R: Lord, come to my aid!
Fr Frank Brennan SJ is the Rector of Newman College, Melbourne, and the former CEO of Catholic Social Services Australia (CSSA). He has been appointed a peritus at the Fifth Plenary Council of the Australian Catholic Church.
 Michael Czerny, ‘A life spent in love: On the 80th anniversary of Edith Stein’s heavenly birthday’, Thinking Faith, 8 August 2022, available at https://www.thinkingfaith.org/articles/life-spent-love-80th-anniversary-edith-stein’s-heavenly-birthday
 Dicastery for Promoting Christian Unity, We Remember: A Reflection on the Shoah, 16 March 1998, available at http://www.christianunity.va/content/unitacristiani/en/commissione-per-i-rapporti-religiosi-con-l-ebraismo/commissione-per-i-rapporti-religiosi-con-l-ebraismo-crre/documenti-della-commissione/en1.html
 Suzanne M Batzdorff, ‘Edith Stein’s Niece on what her canonisation means for Catholic-Jewish dialogue, America, 13 February 1999, available at https://www.americamagazine.org/faith/1999/02/13/edith-steins-niece-what-her-canonization-means-catholic-jewish-dialogue

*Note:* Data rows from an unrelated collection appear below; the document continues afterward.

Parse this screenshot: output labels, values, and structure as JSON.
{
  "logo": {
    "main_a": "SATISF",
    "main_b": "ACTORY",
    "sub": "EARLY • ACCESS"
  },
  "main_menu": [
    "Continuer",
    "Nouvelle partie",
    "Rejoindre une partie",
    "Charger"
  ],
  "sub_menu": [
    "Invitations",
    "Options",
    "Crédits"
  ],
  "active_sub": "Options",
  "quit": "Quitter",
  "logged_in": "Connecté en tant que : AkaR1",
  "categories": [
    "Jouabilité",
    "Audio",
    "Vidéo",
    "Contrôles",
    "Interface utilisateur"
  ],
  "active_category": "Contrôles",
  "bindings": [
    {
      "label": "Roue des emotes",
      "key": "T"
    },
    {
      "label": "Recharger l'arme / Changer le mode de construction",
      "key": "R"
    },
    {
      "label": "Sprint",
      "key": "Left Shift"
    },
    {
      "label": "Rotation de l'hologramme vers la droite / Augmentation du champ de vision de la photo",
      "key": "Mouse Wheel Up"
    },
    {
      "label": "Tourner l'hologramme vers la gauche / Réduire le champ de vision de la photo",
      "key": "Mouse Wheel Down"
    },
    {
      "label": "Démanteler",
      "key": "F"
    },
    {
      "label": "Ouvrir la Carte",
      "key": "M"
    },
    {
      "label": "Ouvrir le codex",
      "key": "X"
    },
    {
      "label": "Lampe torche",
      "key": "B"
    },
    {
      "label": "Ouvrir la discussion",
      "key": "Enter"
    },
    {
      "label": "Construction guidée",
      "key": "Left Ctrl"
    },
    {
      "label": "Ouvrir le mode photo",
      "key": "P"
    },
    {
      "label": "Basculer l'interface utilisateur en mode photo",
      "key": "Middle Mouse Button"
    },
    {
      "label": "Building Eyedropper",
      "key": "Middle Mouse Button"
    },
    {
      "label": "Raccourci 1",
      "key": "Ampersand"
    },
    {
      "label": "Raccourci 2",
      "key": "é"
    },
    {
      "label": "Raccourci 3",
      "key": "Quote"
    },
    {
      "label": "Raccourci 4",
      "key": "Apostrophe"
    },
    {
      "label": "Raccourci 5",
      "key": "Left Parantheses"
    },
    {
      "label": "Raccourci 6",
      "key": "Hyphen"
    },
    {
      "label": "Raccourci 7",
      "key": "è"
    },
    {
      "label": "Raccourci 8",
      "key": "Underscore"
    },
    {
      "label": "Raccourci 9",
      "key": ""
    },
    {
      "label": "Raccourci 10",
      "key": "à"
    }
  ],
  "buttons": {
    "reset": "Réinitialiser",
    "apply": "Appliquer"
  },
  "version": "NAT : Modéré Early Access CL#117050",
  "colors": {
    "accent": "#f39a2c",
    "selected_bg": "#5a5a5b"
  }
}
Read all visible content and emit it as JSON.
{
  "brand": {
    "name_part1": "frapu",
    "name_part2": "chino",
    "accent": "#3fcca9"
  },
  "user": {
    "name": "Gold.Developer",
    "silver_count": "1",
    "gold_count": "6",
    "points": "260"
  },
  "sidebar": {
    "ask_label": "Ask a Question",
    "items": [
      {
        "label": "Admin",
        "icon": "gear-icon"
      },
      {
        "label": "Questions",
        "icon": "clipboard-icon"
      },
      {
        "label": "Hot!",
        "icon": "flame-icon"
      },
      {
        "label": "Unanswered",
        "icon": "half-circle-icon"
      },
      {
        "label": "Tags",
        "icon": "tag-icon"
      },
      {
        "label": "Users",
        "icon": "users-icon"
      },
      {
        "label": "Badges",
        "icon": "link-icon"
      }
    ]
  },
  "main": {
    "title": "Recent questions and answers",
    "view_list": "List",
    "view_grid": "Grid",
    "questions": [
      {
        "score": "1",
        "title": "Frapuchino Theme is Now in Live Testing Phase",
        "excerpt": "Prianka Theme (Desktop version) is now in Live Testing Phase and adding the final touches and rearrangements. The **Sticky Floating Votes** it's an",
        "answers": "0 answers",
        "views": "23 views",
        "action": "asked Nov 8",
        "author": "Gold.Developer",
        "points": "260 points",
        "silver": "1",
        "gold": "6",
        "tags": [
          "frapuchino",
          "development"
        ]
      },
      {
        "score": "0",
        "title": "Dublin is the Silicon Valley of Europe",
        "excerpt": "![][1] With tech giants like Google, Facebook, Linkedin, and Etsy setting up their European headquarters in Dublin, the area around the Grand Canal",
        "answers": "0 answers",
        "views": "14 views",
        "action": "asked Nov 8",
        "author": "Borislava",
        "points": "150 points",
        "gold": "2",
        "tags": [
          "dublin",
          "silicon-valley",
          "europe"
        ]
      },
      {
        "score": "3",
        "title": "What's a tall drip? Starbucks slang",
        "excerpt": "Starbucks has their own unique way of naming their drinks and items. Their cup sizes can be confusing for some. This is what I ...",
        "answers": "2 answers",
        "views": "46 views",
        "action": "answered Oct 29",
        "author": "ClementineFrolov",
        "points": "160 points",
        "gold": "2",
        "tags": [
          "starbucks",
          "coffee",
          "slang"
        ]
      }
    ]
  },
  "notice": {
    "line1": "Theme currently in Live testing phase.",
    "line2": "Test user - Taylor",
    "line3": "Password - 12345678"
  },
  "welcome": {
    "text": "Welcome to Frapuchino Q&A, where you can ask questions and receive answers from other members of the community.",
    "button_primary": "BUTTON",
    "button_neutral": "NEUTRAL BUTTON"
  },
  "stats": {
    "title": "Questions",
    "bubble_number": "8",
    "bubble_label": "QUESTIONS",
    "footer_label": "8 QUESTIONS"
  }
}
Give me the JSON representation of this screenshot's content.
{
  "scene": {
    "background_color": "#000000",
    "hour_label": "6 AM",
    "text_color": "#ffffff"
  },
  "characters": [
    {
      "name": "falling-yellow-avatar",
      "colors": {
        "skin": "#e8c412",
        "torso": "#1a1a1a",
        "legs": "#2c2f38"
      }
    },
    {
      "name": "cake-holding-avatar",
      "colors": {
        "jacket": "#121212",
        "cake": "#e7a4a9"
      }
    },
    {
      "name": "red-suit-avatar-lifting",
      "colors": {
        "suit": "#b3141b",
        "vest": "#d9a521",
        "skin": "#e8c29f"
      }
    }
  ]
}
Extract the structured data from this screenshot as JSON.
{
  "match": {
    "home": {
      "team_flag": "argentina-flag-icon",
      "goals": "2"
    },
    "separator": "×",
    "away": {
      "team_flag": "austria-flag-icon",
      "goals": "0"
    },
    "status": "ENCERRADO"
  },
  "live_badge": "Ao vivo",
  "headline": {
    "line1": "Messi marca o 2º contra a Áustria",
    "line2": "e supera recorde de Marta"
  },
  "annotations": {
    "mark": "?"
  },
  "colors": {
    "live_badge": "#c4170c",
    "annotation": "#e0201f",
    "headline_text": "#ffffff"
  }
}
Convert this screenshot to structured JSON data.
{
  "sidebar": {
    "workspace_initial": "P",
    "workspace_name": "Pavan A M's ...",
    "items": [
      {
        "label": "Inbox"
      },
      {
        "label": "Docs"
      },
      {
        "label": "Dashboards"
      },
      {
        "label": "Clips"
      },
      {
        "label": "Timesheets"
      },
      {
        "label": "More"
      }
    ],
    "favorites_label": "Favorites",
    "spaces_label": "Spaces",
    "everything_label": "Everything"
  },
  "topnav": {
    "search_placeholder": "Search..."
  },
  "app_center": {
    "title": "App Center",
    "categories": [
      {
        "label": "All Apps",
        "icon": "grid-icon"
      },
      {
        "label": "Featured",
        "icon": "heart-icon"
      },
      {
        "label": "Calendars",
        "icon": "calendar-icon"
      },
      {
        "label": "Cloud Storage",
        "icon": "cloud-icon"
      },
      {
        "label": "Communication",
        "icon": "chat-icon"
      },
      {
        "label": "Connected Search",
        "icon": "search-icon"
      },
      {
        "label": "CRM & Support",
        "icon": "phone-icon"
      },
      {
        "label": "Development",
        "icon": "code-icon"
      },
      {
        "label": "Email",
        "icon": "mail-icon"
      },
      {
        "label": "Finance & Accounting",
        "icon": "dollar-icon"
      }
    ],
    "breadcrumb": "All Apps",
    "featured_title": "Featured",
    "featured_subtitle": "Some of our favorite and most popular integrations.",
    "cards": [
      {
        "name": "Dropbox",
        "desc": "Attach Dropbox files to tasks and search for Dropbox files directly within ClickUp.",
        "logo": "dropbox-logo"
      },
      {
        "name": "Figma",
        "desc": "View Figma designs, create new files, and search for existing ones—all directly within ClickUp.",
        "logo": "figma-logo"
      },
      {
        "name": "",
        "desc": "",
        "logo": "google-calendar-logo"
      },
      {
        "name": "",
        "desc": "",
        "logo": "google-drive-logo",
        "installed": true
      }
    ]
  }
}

 ‘The Vatican and the Holocaust: The Overview’, New York Times, 17 March 1998
 ‘Vatican Apologises to Jews’, Washington Post, 17 March 1998
 Pope John Paul II, Homily for the Canonization of Edith Stein, 11 October 1998, available at https://www.vatican.va/content/john-paul-ii/en/homilies/1998/documents/hf_jp-ii_hom_11101998_stein.html
 Suzanne M Batzdorff, op. cit.
 Pope John Paul II, Homily for the Canonization of Edith Stein, 11 October 1998.